*EXERCISE PROMPT*:
Nothing is to be left out; print all the entries exactly.

*DATASET RECORDS*:
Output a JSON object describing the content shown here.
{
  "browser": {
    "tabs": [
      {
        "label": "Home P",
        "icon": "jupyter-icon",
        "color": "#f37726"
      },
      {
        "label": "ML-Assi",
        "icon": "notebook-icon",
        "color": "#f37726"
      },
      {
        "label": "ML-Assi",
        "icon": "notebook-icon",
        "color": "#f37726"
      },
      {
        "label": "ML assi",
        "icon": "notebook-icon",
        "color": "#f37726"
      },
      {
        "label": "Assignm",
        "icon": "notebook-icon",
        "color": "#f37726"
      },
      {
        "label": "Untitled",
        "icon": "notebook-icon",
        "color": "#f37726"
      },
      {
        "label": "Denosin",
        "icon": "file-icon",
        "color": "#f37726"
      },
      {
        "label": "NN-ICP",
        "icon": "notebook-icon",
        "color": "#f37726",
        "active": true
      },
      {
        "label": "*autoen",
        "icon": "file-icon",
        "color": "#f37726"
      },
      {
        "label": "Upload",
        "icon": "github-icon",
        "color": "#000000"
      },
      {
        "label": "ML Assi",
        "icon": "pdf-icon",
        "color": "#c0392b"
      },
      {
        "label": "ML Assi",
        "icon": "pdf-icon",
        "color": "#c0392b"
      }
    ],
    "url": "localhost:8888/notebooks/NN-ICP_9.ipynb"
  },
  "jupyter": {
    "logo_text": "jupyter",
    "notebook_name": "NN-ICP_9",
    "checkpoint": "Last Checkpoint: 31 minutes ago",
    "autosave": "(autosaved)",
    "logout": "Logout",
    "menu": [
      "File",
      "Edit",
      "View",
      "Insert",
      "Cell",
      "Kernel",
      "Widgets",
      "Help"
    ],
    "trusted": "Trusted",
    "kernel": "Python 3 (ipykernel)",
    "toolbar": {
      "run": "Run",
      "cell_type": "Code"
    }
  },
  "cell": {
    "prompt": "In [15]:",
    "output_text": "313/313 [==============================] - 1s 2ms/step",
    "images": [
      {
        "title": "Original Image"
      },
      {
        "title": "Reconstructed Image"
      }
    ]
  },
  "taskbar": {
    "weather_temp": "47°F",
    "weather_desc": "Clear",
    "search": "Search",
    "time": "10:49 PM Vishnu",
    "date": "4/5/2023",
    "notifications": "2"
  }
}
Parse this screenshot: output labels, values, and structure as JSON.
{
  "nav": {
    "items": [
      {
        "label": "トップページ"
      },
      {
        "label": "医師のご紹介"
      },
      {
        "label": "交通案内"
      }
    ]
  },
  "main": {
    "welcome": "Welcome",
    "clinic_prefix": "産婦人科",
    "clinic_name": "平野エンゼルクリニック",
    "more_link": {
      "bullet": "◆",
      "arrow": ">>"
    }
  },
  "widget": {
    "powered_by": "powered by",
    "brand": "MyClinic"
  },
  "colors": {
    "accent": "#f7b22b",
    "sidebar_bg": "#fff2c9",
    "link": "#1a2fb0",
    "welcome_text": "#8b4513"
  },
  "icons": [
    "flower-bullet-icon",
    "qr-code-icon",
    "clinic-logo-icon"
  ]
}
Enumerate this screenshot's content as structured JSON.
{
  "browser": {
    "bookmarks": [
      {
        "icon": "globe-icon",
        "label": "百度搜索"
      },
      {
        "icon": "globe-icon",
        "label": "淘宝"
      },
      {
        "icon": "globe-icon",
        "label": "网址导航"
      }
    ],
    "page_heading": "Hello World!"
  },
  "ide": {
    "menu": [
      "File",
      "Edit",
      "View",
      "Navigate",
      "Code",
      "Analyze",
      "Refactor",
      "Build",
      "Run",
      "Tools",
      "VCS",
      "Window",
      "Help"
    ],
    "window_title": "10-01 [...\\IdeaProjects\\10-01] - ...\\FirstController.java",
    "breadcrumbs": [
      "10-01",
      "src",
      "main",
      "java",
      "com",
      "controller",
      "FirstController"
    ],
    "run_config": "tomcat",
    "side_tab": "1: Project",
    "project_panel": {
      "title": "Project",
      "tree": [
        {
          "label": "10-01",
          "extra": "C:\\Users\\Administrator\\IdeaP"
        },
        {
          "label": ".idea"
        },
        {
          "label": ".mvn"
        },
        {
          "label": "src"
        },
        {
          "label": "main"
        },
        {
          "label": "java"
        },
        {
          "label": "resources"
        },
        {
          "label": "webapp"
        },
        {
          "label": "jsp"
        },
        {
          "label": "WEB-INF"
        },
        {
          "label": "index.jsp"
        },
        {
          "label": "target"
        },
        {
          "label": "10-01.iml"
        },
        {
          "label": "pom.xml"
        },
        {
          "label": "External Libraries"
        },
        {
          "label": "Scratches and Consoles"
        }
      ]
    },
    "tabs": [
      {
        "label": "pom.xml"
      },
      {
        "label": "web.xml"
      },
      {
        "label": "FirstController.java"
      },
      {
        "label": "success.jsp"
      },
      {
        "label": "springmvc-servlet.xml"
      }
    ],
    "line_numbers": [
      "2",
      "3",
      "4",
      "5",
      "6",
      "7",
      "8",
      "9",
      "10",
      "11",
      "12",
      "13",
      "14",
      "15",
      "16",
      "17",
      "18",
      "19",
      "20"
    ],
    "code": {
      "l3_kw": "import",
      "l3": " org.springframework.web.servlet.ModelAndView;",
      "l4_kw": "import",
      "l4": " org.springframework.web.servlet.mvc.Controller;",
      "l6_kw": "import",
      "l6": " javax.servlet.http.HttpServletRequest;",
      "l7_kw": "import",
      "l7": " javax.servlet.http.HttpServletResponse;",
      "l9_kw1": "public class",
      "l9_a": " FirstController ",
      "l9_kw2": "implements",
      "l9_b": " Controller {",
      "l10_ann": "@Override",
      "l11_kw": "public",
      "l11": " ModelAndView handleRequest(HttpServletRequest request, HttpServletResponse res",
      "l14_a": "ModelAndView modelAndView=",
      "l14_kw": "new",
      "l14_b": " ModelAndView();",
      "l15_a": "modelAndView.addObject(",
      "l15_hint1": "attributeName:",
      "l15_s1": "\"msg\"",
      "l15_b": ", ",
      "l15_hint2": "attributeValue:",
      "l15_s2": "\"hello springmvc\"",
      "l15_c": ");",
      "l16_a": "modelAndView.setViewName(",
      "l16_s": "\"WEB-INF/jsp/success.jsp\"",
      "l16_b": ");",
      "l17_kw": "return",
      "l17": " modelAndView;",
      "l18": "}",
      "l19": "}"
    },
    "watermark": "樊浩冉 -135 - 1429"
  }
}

*ANSWER AREA*:
Output a JSON object describing the content shown here.
{
  "browser": {
    "tabs": [
      {
        "label": "Home P",
        "icon": "jupyter-icon",
        "color": "#f37726"
      },
      {
        "label": "ML-Assi",
        "icon": "notebook-icon",
        "color": "#f37726"
      },
      {
        "label": "ML-Assi",
        "icon": "notebook-icon",
        "color": "#f37726"
      },
      {
        "label": "ML assi",
        "icon": "notebook-icon",
        "color": "#f37726"
      },
      {
        "label": "Assignm",
        "icon": "notebook-icon",
        "color": "#f37726"
      },
      {
        "label": "Untitled",
        "icon": "notebook-icon",
        "color": "#f37726"
      },
      {
        "label": "Denosin",
        "icon": "file-icon",
        "color": "#f37726"
      },
      {
        "label": "NN-ICP",
        "icon": "notebook-icon",
        "color": "#f37726",
        "active": true
      },
      {
        "label": "*autoen",
        "icon": "file-icon",
        "color": "#f37726"
      },
      {
        "label": "Upload",
        "icon": "github-icon",
        "color": "#000000"
      },
      {
        "label": "ML Assi",
        "icon": "pdf-icon",
        "color": "#c0392b"
      },
      {
        "label": "ML Assi",
        "icon": "pdf-icon",
        "color": "#c0392b"
      }
    ],
    "url": "localhost:8888/notebooks/NN-ICP_9.ipynb"
  },
  "jupyter": {
    "logo_text": "jupyter",
    "notebook_name": "NN-ICP_9",
    "checkpoint": "Last Checkpoint: 31 minutes ago",
    "autosave": "(autosaved)",
    "logout": "Logout",
    "menu": [
      "File",
      "Edit",
      "View",
      "Insert",
      "Cell",
      "Kernel",
      "Widgets",
      "Help"
    ],
    "trusted": "Trusted",
    "kernel": "Python 3 (ipykernel)",
    "toolbar": {
      "run": "Run",
      "cell_type": "Code"
    }
  },
  "cell": {
    "prompt": "In [15]:",
    "output_text": "313/313 [==============================] - 1s 2ms/step",
    "images": [
      {
        "title": "Original Image"
      },
      {
        "title": "Reconstructed Image"
      }
    ]
  },
  "taskbar": {
    "weather_temp": "47°F",
    "weather_desc": "Clear",
    "search": "Search",
    "time": "10:49 PM Vishnu",
    "date": "4/5/2023",
    "notifications": "2"
  }
}
Parse this screenshot: output labels, values, and structure as JSON.
{
  "nav": {
    "items": [
      {
        "label": "トップページ"
      },
      {
        "label": "医師のご紹介"
      },
      {
        "label": "交通案内"
      }
    ]
  },
  "main": {
    "welcome": "Welcome",
    "clinic_prefix": "産婦人科",
    "clinic_name": "平野エンゼルクリニック",
    "more_link": {
      "bullet": "◆",
      "arrow": ">>"
    }
  },
  "widget": {
    "powered_by": "powered by",
    "brand": "MyClinic"
  },
  "colors": {
    "accent": "#f7b22b",
    "sidebar_bg": "#fff2c9",
    "link": "#1a2fb0",
    "welcome_text": "#8b4513"
  },
  "icons": [
    "flower-bullet-icon",
    "qr-code-icon",
    "clinic-logo-icon"
  ]
}
Enumerate this screenshot's content as structured JSON.
{
  "browser": {
    "bookmarks": [
      {
        "icon": "globe-icon",
        "label": "百度搜索"
      },
      {
        "icon": "globe-icon",
        "label": "淘宝"
      },
      {
        "icon": "globe-icon",
        "label": "网址导航"
      }
    ],
    "page_heading": "Hello World!"
  },
  "ide": {
    "menu": [
      "File",
      "Edit",
      "View",
      "Navigate",
      "Code",
      "Analyze",
      "Refactor",
      "Build",
      "Run",
      "Tools",
      "VCS",
      "Window",
      "Help"
    ],
    "window_title": "10-01 [...\\IdeaProjects\\10-01] - ...\\FirstController.java",
    "breadcrumbs": [
      "10-01",
      "src",
      "main",
      "java",
      "com",
      "controller",
      "FirstController"
    ],
    "run_config": "tomcat",
    "side_tab": "1: Project",
    "project_panel": {
      "title": "Project",
      "tree": [
        {
          "label": "10-01",
          "extra": "C:\\Users\\Administrator\\IdeaP"
        },
        {
          "label": ".idea"
        },
        {
          "label": ".mvn"
        },
        {
          "label": "src"
        },
        {
          "label": "main"
        },
        {
          "label": "java"
        },
        {
          "label": "resources"
        },
        {
          "label": "webapp"
        },
        {
          "label": "jsp"
        },
        {
          "label": "WEB-INF"
        },
        {
          "label": "index.jsp"
        },
        {
          "label": "target"
        },
        {
          "label": "10-01.iml"
        },
        {
          "label": "pom.xml"
        },
        {
          "label": "External Libraries"
        },
        {
          "label": "Scratches and Consoles"
        }
      ]
    },
    "tabs": [
      {
        "label": "pom.xml"
      },
      {
        "label": "web.xml"
      },
      {
        "label": "FirstController.java"
      },
      {
        "label": "success.jsp"
      },
      {
        "label": "springmvc-servlet.xml"
      }
    ],
    "line_numbers": [
      "2",
      "3",
      "4",
      "5",
      "6",
      "7",
      "8",
      "9",
      "10",
      "11",
      "12",
      "13",
      "14",
      "15",
      "16",
      "17",
      "18",
      "19",
      "20"
    ],
    "code": {
      "l3_kw": "import",
      "l3": " org.springframework.web.servlet.ModelAndView;",
      "l4_kw": "import",
      "l4": " org.springframework.web.servlet.mvc.Controller;",
      "l6_kw": "import",
      "l6": " javax.servlet.http.HttpServletRequest;",
      "l7_kw": "import",
      "l7": " javax.servlet.http.HttpServletResponse;",
      "l9_kw1": "public class",
      "l9_a": " FirstController ",
      "l9_kw2": "implements",
      "l9_b": " Controller {",
      "l10_ann": "@Override",
      "l11_kw": "public",
      "l11": " ModelAndView handleRequest(HttpServletRequest request, HttpServletResponse res",
      "l14_a": "ModelAndView modelAndView=",
      "l14_kw": "new",
      "l14_b": " ModelAndView();",
      "l15_a": "modelAndView.addObject(",
      "l15_hint1": "attributeName:",
      "l15_s1": "\"msg\"",
      "l15_b": ", ",
      "l15_hint2": "attributeValue:",
      "l15_s2": "\"hello springmvc\"",
      "l15_c": ");",
      "l16_a": "modelAndView.setViewName(",
      "l16_s": "\"WEB-INF/jsp/success.jsp\"",
      "l16_b": ");",
      "l17_kw": "return",
      "l17": " modelAndView;",
      "l18": "}",
      "l19": "}"
    },
    "watermark": "樊浩冉 -135 - 1429"
  }
}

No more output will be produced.